Problem statement: State how many lines of the entries hold the string "topic", and nothing more.

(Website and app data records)

=-=-=

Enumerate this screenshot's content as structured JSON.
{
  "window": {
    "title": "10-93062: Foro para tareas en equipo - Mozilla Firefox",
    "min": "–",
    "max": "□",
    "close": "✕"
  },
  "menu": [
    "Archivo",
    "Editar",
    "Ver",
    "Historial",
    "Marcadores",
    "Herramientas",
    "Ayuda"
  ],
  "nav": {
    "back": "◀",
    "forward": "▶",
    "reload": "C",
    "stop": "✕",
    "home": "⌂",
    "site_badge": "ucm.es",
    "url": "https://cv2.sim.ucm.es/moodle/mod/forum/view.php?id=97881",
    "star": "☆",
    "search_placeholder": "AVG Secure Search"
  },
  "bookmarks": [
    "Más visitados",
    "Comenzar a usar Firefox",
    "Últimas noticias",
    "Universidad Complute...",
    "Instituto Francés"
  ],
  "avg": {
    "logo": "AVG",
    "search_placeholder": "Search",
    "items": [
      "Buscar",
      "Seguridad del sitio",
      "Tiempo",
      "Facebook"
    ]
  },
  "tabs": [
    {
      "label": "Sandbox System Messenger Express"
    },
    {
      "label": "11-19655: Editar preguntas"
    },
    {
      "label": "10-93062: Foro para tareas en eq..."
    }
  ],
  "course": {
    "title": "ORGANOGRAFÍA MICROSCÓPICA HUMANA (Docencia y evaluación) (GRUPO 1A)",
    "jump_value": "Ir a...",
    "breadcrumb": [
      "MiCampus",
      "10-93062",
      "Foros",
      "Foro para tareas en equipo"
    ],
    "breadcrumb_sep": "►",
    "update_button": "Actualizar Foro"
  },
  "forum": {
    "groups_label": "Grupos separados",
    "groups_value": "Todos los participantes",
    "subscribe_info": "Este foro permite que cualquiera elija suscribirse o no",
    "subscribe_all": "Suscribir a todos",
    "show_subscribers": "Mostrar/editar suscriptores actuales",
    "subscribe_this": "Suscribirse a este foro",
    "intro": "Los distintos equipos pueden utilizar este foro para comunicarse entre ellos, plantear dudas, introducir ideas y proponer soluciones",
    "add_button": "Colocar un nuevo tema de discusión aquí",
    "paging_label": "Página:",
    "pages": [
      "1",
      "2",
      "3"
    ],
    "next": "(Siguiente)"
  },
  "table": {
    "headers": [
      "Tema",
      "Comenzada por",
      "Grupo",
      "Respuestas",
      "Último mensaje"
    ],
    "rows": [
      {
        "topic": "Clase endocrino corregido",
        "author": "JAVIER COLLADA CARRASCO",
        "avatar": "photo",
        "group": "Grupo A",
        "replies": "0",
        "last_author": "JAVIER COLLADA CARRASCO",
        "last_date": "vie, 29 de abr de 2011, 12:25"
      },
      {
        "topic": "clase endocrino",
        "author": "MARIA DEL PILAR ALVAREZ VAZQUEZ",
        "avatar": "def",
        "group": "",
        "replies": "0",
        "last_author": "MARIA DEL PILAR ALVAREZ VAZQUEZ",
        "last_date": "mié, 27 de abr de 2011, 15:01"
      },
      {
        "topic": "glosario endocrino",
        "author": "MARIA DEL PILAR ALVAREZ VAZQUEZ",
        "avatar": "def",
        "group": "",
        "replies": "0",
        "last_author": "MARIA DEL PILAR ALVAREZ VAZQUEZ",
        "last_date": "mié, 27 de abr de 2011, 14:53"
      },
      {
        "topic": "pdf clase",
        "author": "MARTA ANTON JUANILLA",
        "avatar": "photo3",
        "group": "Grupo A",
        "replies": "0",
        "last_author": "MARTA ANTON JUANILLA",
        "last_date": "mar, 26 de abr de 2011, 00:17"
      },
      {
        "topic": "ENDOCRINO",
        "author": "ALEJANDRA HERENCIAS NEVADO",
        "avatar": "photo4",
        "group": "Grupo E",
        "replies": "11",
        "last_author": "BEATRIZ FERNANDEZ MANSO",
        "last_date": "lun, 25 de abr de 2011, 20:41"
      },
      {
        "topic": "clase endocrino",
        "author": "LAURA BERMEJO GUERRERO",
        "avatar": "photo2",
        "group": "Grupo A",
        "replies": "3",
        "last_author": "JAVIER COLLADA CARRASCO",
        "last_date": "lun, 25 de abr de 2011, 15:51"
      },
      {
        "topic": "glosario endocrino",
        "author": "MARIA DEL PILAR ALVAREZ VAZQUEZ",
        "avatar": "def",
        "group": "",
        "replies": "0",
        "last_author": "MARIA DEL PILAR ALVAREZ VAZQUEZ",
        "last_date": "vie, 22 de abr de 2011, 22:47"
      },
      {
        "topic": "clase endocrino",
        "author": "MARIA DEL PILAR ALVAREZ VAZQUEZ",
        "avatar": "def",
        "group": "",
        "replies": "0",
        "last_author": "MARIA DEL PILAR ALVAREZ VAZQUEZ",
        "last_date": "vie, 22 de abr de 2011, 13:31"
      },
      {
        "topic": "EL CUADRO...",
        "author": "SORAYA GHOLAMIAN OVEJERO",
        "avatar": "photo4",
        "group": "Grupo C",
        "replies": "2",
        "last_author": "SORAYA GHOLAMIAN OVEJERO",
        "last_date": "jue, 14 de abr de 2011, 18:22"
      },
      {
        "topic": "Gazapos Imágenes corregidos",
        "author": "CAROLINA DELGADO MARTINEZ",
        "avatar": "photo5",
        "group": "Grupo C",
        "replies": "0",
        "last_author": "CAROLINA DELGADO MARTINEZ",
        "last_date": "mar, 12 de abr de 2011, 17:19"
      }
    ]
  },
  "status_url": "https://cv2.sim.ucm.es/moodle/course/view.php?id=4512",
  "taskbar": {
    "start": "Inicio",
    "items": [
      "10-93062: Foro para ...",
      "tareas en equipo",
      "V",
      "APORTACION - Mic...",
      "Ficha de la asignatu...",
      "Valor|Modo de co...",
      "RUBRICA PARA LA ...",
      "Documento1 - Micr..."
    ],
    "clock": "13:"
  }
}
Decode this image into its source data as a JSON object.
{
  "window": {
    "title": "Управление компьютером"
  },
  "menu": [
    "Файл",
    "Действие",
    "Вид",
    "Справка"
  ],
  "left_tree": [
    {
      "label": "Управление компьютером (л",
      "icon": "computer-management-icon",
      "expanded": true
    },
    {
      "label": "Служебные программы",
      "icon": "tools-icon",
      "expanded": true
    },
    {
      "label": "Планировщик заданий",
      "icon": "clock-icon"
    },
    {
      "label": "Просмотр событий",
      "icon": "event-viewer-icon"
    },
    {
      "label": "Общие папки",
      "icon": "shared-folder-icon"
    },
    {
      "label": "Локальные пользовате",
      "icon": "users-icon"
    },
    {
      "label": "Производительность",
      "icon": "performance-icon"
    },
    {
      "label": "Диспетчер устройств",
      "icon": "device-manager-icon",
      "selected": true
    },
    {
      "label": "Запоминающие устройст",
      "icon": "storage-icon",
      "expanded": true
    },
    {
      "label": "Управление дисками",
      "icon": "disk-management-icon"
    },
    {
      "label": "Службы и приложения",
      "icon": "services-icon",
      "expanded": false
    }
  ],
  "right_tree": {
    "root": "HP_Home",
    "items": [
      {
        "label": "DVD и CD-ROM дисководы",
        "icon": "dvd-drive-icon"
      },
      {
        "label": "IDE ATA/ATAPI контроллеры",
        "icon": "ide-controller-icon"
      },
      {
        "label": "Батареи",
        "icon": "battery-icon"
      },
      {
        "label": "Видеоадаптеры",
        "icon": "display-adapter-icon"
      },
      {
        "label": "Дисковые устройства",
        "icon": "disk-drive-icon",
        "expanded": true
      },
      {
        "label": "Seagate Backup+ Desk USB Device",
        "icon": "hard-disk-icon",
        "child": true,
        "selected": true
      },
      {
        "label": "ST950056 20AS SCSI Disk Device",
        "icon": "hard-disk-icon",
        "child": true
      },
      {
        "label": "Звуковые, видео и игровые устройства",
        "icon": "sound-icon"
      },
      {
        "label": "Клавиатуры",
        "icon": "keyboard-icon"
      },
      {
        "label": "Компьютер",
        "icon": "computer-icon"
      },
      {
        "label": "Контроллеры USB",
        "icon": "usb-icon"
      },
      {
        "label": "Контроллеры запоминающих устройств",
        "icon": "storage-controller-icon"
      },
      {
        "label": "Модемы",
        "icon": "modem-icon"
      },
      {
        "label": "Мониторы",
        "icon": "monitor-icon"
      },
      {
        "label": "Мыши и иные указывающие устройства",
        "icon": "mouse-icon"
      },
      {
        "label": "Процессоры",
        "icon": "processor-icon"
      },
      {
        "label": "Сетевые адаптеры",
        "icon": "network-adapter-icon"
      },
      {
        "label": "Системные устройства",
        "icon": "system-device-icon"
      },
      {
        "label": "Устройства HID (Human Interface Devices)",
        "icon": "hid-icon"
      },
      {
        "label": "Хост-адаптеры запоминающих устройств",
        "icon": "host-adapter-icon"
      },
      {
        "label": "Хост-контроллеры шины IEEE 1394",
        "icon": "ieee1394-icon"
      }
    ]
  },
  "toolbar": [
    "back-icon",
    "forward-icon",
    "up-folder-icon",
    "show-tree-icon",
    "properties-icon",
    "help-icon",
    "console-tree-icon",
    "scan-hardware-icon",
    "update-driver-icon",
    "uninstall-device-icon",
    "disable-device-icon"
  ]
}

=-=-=

Answer section: 10